Growing a great crop of beet

Part two of this two-part series on fodder-beet looks at the agronomic requirements of these high yielding feed crops.
Tuesday, 17 October 2017

White says correct paddock preparation has a huge impact on crop yield and one of the biggest problem they see is rushing to get the crop established without doing the ground work- literally.

“It’s about doing the basics right."

He says any fertility issues in the selected paddock should have been addressed following a soil test from at least the previous autumn. Going into spring, he recommends farmers together with their advisors or contractors, go out into the paddock and dig an inspection hole to check if there are any compaction layers at depth.

Sub-soil pans or compaction – need to be broken up before the crop is drilled. These pans will prevent the tap root penetrating the soil to access moisture and nutrients, will inhibit growth and stop the plants reaching their yield potential.

“The plants will establish but they will suffer if they come under stress.”

Once the paddock is prepared, the crop can be sown as early as environmental and soil conditions allow – taking climatic risks into account.

While the seeds will germinate at lower temperatures, they can be affected by frosts or cold snaps.

White says beet should be sown in soils on a rising temperature plane at a depth of no more than 20-25mm. This will help ensure an even germination with a reduced the risk of vernalisation or bolters.

“There is no calendar date that will determine the optimum sowing date, rather farmers should let the conditions come to them and sow as early as their respective conditions allow.”

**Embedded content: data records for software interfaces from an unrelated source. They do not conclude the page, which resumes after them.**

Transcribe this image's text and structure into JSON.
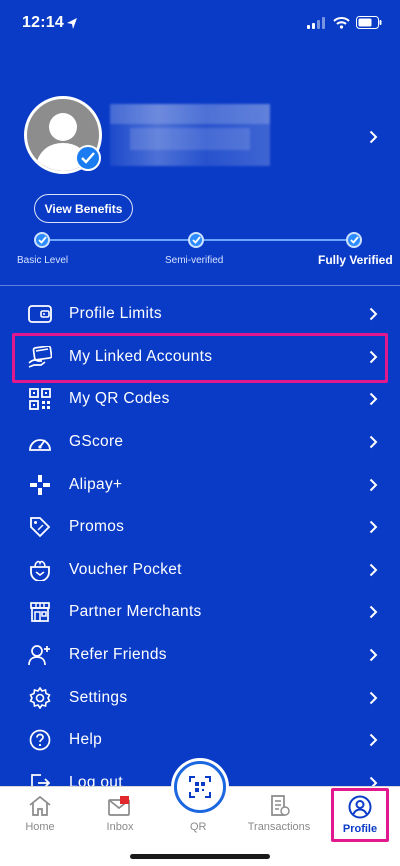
{
  "status_bar": {
    "time": "12:14"
  },
  "profile": {
    "view_benefits_label": "View Benefits",
    "steps": [
      "Basic Level",
      "Semi-verified",
      "Fully Verified"
    ]
  },
  "menu": [
    {
      "label": "Profile Limits",
      "icon": "wallet-icon"
    },
    {
      "label": "My Linked Accounts",
      "icon": "linked-card-icon"
    },
    {
      "label": "My QR Codes",
      "icon": "qr-code-icon"
    },
    {
      "label": "GScore",
      "icon": "gauge-icon"
    },
    {
      "label": "Alipay+",
      "icon": "alipay-plus-icon"
    },
    {
      "label": "Promos",
      "icon": "tag-icon"
    },
    {
      "label": "Voucher Pocket",
      "icon": "pocket-icon"
    },
    {
      "label": "Partner Merchants",
      "icon": "storefront-icon"
    },
    {
      "label": "Refer Friends",
      "icon": "add-friend-icon"
    },
    {
      "label": "Settings",
      "icon": "gear-icon"
    },
    {
      "label": "Help",
      "icon": "help-icon"
    },
    {
      "label": "Log out",
      "icon": "logout-icon"
    }
  ],
  "bottom_nav": {
    "home": "Home",
    "inbox": "Inbox",
    "qr": "QR",
    "transactions": "Transactions",
    "profile": "Profile"
  },
  "colors": {
    "brand": "#0a3bc7",
    "highlight": "#e2188f",
    "accent": "#1b7cf2"
  }
}
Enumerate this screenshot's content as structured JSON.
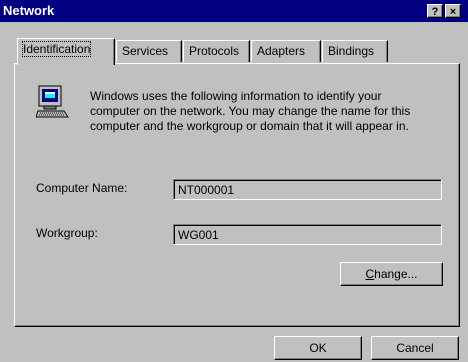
{
  "window": {
    "title": "Network",
    "help_label": "?",
    "close_label": "×"
  },
  "tabs": [
    {
      "label": "Identification",
      "active": true
    },
    {
      "label": "Services"
    },
    {
      "label": "Protocols"
    },
    {
      "label": "Adapters"
    },
    {
      "label": "Bindings"
    }
  ],
  "identification": {
    "description": "Windows uses the following information to identify your computer on the network.  You may change the name for this computer and the workgroup or domain that it will appear in.",
    "computer_name_label": "Computer Name:",
    "computer_name_value": "NT000001",
    "workgroup_label": "Workgroup:",
    "workgroup_value": "WG001",
    "change_button": {
      "mnemonic": "C",
      "rest": "hange..."
    }
  },
  "footer": {
    "ok_label": "OK",
    "cancel_label": "Cancel"
  },
  "icons": {
    "computer": "network-computer-icon"
  }
}
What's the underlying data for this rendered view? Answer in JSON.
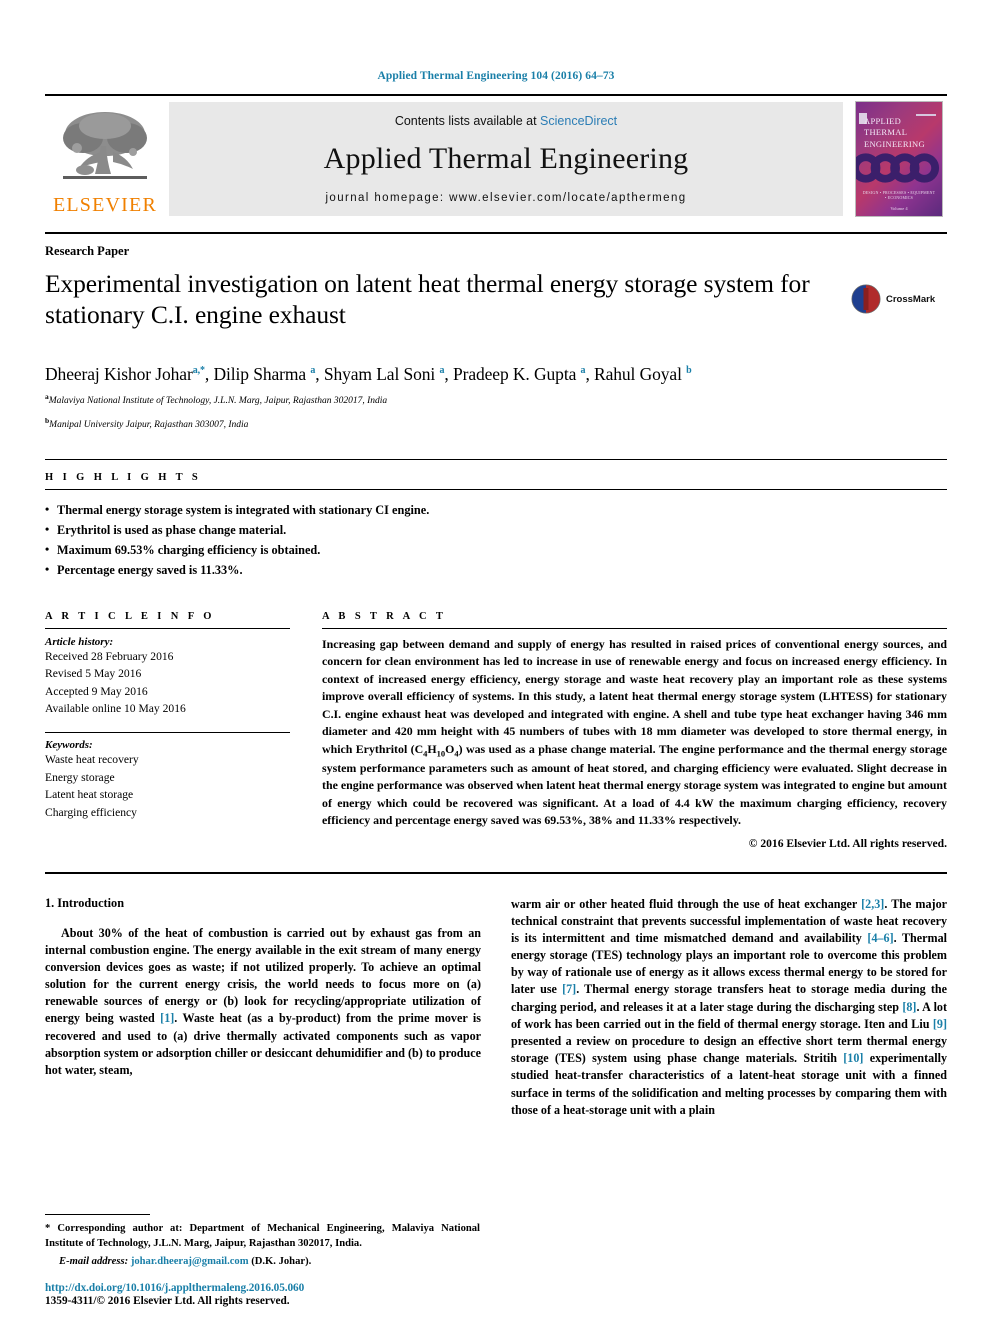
{
  "running_head": "Applied Thermal Engineering 104 (2016) 64–73",
  "masthead": {
    "publisher_name": "ELSEVIER",
    "contents_prefix": "Contents lists available at ",
    "contents_link": "ScienceDirect",
    "journal_title": "Applied Thermal Engineering",
    "homepage": "journal homepage: www.elsevier.com/locate/apthermeng",
    "cover": {
      "line1": "APPLIED",
      "line2": "THERMAL",
      "line3": "ENGINEERING",
      "bottom_tagline": "DESIGN • PROCESSES • EQUIPMENT • ECONOMICS",
      "volume": "Volume 4"
    }
  },
  "article": {
    "kind": "Research Paper",
    "title": "Experimental investigation on latent heat thermal energy storage system for stationary C.I. engine exhaust",
    "crossmark_label": "CrossMark",
    "authors": [
      {
        "name": "Dheeraj Kishor Johar",
        "marks": "a,*"
      },
      {
        "name": "Dilip Sharma",
        "marks": "a"
      },
      {
        "name": "Shyam Lal Soni",
        "marks": "a"
      },
      {
        "name": "Pradeep K. Gupta",
        "marks": "a"
      },
      {
        "name": "Rahul Goyal",
        "marks": "b"
      }
    ],
    "affiliations": [
      {
        "mark": "a",
        "text": "Malaviya National Institute of Technology, J.L.N. Marg, Jaipur, Rajasthan 302017, India"
      },
      {
        "mark": "b",
        "text": "Manipal University Jaipur, Rajasthan 303007, India"
      }
    ]
  },
  "highlights": {
    "heading": "H I G H L I G H T S",
    "items": [
      "Thermal energy storage system is integrated with stationary CI engine.",
      "Erythritol is used as phase change material.",
      "Maximum 69.53% charging efficiency is obtained.",
      "Percentage energy saved is 11.33%."
    ]
  },
  "article_info": {
    "heading": "A R T I C L E  I N F O",
    "history_label": "Article history:",
    "history": [
      "Received 28 February 2016",
      "Revised 5 May 2016",
      "Accepted 9 May 2016",
      "Available online 10 May 2016"
    ],
    "keywords_label": "Keywords:",
    "keywords": [
      "Waste heat recovery",
      "Energy storage",
      "Latent heat storage",
      "Charging efficiency"
    ]
  },
  "abstract": {
    "heading": "A B S T R A C T",
    "part1": "Increasing gap between demand and supply of energy has resulted in raised prices of conventional energy sources, and concern for clean environment has led to increase in use of renewable energy and focus on increased energy efficiency. In context of increased energy efficiency, energy storage and waste heat recovery play an important role as these systems improve overall efficiency of systems. In this study, a latent heat thermal energy storage system (LHTESS) for stationary C.I. engine exhaust heat was developed and integrated with engine. A shell and tube type heat exchanger having 346 mm diameter and 420 mm height with 45 numbers of tubes with 18 mm diameter was developed to store thermal energy, in which Erythritol (C",
    "sub1": "4",
    "mid1": "H",
    "sub2": "10",
    "mid2": "O",
    "sub3": "4",
    "part2": ") was used as a phase change material. The engine performance and the thermal energy storage system performance parameters such as amount of heat stored, and charging efficiency were evaluated. Slight decrease in the engine performance was observed when latent heat thermal energy storage system was integrated to engine but amount of energy which could be recovered was significant. At a load of 4.4 kW the maximum charging efficiency, recovery efficiency and percentage energy saved was 69.53%, 38% and 11.33% respectively.",
    "copyright": "© 2016 Elsevier Ltd. All rights reserved."
  },
  "body": {
    "section_title": "1. Introduction",
    "left_para_1": "About 30% of the heat of combustion is carried out by exhaust gas from an internal combustion engine. The energy available in the exit stream of many energy conversion devices goes as waste; if not utilized properly. To achieve an optimal solution for the current energy crisis, the world needs to focus more on (a) renewable sources of energy or (b) look for recycling/appropriate utilization of energy being wasted ",
    "ref_1": "[1]",
    "left_para_1b": ". Waste heat (as a by-product) from the prime mover is recovered and used to (a) drive thermally activated components such as vapor absorption system or adsorption chiller or desiccant dehumidifier and (b) to produce hot water, steam,",
    "right_1": "warm air or other heated fluid through the use of heat exchanger ",
    "ref_2": "[2,3]",
    "right_2": ". The major technical constraint that prevents successful implementation of waste heat recovery is its intermittent and time mismatched demand and availability ",
    "ref_3": "[4–6]",
    "right_4": ". Thermal energy storage (TES) technology plays an important role to overcome this problem by way of rationale use of energy as it allows excess thermal energy to be stored for later use ",
    "ref_4": "[7]",
    "right_5": ". Thermal energy storage transfers heat to storage media during the charging period, and releases it at a later stage during the discharging step ",
    "ref_5": "[8]",
    "right_6": ". A lot of work has been carried out in the field of thermal energy storage. Iten and Liu ",
    "ref_6": "[9]",
    "right_7": " presented a review on procedure to design an effective short term thermal energy storage (TES) system using phase change materials. Stritih ",
    "ref_7": "[10]",
    "right_8": " experimentally studied heat-transfer characteristics of a latent-heat storage unit with a finned surface in terms of the solidification and melting processes by comparing them with those of a heat-storage unit with a plain"
  },
  "footnote": {
    "corresponding": "* Corresponding author at: Department of Mechanical Engineering, Malaviya National Institute of Technology, J.L.N. Marg, Jaipur, Rajasthan 302017, India.",
    "email_label": "E-mail address:",
    "email": "johar.dheeraj@gmail.com",
    "email_owner": "(D.K. Johar)."
  },
  "doi": {
    "url": "http://dx.doi.org/10.1016/j.applthermaleng.2016.05.060",
    "issn": "1359-4311/© 2016 Elsevier Ltd. All rights reserved."
  },
  "colors": {
    "link": "#1a7fa8",
    "elsevier_orange": "#f08000",
    "sciencedirect": "#2b7db5"
  }
}
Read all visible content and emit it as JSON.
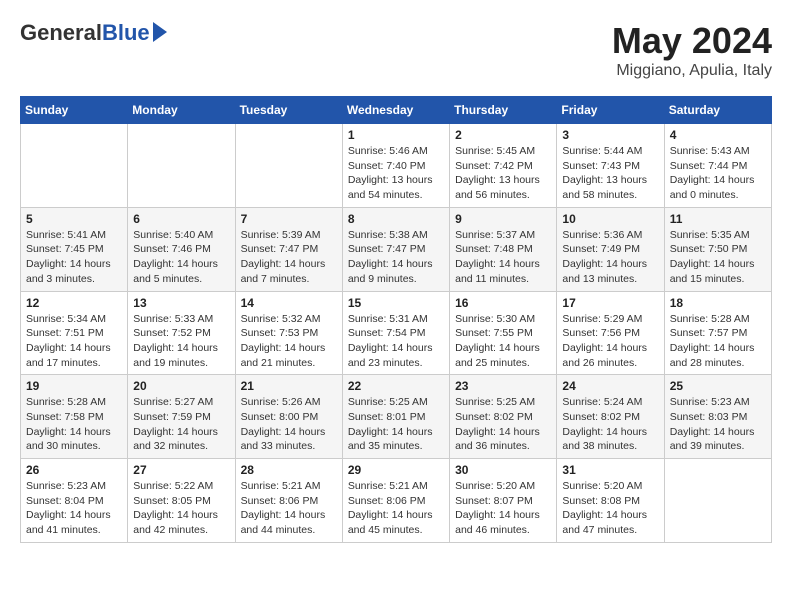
{
  "header": {
    "logo_general": "General",
    "logo_blue": "Blue",
    "month_year": "May 2024",
    "location": "Miggiano, Apulia, Italy"
  },
  "days_of_week": [
    "Sunday",
    "Monday",
    "Tuesday",
    "Wednesday",
    "Thursday",
    "Friday",
    "Saturday"
  ],
  "weeks": [
    [
      {
        "day": "",
        "info": ""
      },
      {
        "day": "",
        "info": ""
      },
      {
        "day": "",
        "info": ""
      },
      {
        "day": "1",
        "info": "Sunrise: 5:46 AM\nSunset: 7:40 PM\nDaylight: 13 hours and 54 minutes."
      },
      {
        "day": "2",
        "info": "Sunrise: 5:45 AM\nSunset: 7:42 PM\nDaylight: 13 hours and 56 minutes."
      },
      {
        "day": "3",
        "info": "Sunrise: 5:44 AM\nSunset: 7:43 PM\nDaylight: 13 hours and 58 minutes."
      },
      {
        "day": "4",
        "info": "Sunrise: 5:43 AM\nSunset: 7:44 PM\nDaylight: 14 hours and 0 minutes."
      }
    ],
    [
      {
        "day": "5",
        "info": "Sunrise: 5:41 AM\nSunset: 7:45 PM\nDaylight: 14 hours and 3 minutes."
      },
      {
        "day": "6",
        "info": "Sunrise: 5:40 AM\nSunset: 7:46 PM\nDaylight: 14 hours and 5 minutes."
      },
      {
        "day": "7",
        "info": "Sunrise: 5:39 AM\nSunset: 7:47 PM\nDaylight: 14 hours and 7 minutes."
      },
      {
        "day": "8",
        "info": "Sunrise: 5:38 AM\nSunset: 7:47 PM\nDaylight: 14 hours and 9 minutes."
      },
      {
        "day": "9",
        "info": "Sunrise: 5:37 AM\nSunset: 7:48 PM\nDaylight: 14 hours and 11 minutes."
      },
      {
        "day": "10",
        "info": "Sunrise: 5:36 AM\nSunset: 7:49 PM\nDaylight: 14 hours and 13 minutes."
      },
      {
        "day": "11",
        "info": "Sunrise: 5:35 AM\nSunset: 7:50 PM\nDaylight: 14 hours and 15 minutes."
      }
    ],
    [
      {
        "day": "12",
        "info": "Sunrise: 5:34 AM\nSunset: 7:51 PM\nDaylight: 14 hours and 17 minutes."
      },
      {
        "day": "13",
        "info": "Sunrise: 5:33 AM\nSunset: 7:52 PM\nDaylight: 14 hours and 19 minutes."
      },
      {
        "day": "14",
        "info": "Sunrise: 5:32 AM\nSunset: 7:53 PM\nDaylight: 14 hours and 21 minutes."
      },
      {
        "day": "15",
        "info": "Sunrise: 5:31 AM\nSunset: 7:54 PM\nDaylight: 14 hours and 23 minutes."
      },
      {
        "day": "16",
        "info": "Sunrise: 5:30 AM\nSunset: 7:55 PM\nDaylight: 14 hours and 25 minutes."
      },
      {
        "day": "17",
        "info": "Sunrise: 5:29 AM\nSunset: 7:56 PM\nDaylight: 14 hours and 26 minutes."
      },
      {
        "day": "18",
        "info": "Sunrise: 5:28 AM\nSunset: 7:57 PM\nDaylight: 14 hours and 28 minutes."
      }
    ],
    [
      {
        "day": "19",
        "info": "Sunrise: 5:28 AM\nSunset: 7:58 PM\nDaylight: 14 hours and 30 minutes."
      },
      {
        "day": "20",
        "info": "Sunrise: 5:27 AM\nSunset: 7:59 PM\nDaylight: 14 hours and 32 minutes."
      },
      {
        "day": "21",
        "info": "Sunrise: 5:26 AM\nSunset: 8:00 PM\nDaylight: 14 hours and 33 minutes."
      },
      {
        "day": "22",
        "info": "Sunrise: 5:25 AM\nSunset: 8:01 PM\nDaylight: 14 hours and 35 minutes."
      },
      {
        "day": "23",
        "info": "Sunrise: 5:25 AM\nSunset: 8:02 PM\nDaylight: 14 hours and 36 minutes."
      },
      {
        "day": "24",
        "info": "Sunrise: 5:24 AM\nSunset: 8:02 PM\nDaylight: 14 hours and 38 minutes."
      },
      {
        "day": "25",
        "info": "Sunrise: 5:23 AM\nSunset: 8:03 PM\nDaylight: 14 hours and 39 minutes."
      }
    ],
    [
      {
        "day": "26",
        "info": "Sunrise: 5:23 AM\nSunset: 8:04 PM\nDaylight: 14 hours and 41 minutes."
      },
      {
        "day": "27",
        "info": "Sunrise: 5:22 AM\nSunset: 8:05 PM\nDaylight: 14 hours and 42 minutes."
      },
      {
        "day": "28",
        "info": "Sunrise: 5:21 AM\nSunset: 8:06 PM\nDaylight: 14 hours and 44 minutes."
      },
      {
        "day": "29",
        "info": "Sunrise: 5:21 AM\nSunset: 8:06 PM\nDaylight: 14 hours and 45 minutes."
      },
      {
        "day": "30",
        "info": "Sunrise: 5:20 AM\nSunset: 8:07 PM\nDaylight: 14 hours and 46 minutes."
      },
      {
        "day": "31",
        "info": "Sunrise: 5:20 AM\nSunset: 8:08 PM\nDaylight: 14 hours and 47 minutes."
      },
      {
        "day": "",
        "info": ""
      }
    ]
  ]
}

He says there is a lot of misinformation circulating about the nutrient requirements of growing beet crops. Farmers should seek advice from reputable and experienced advisors to ensure the crop is getting the required nutrients for optimum growth at the key timings.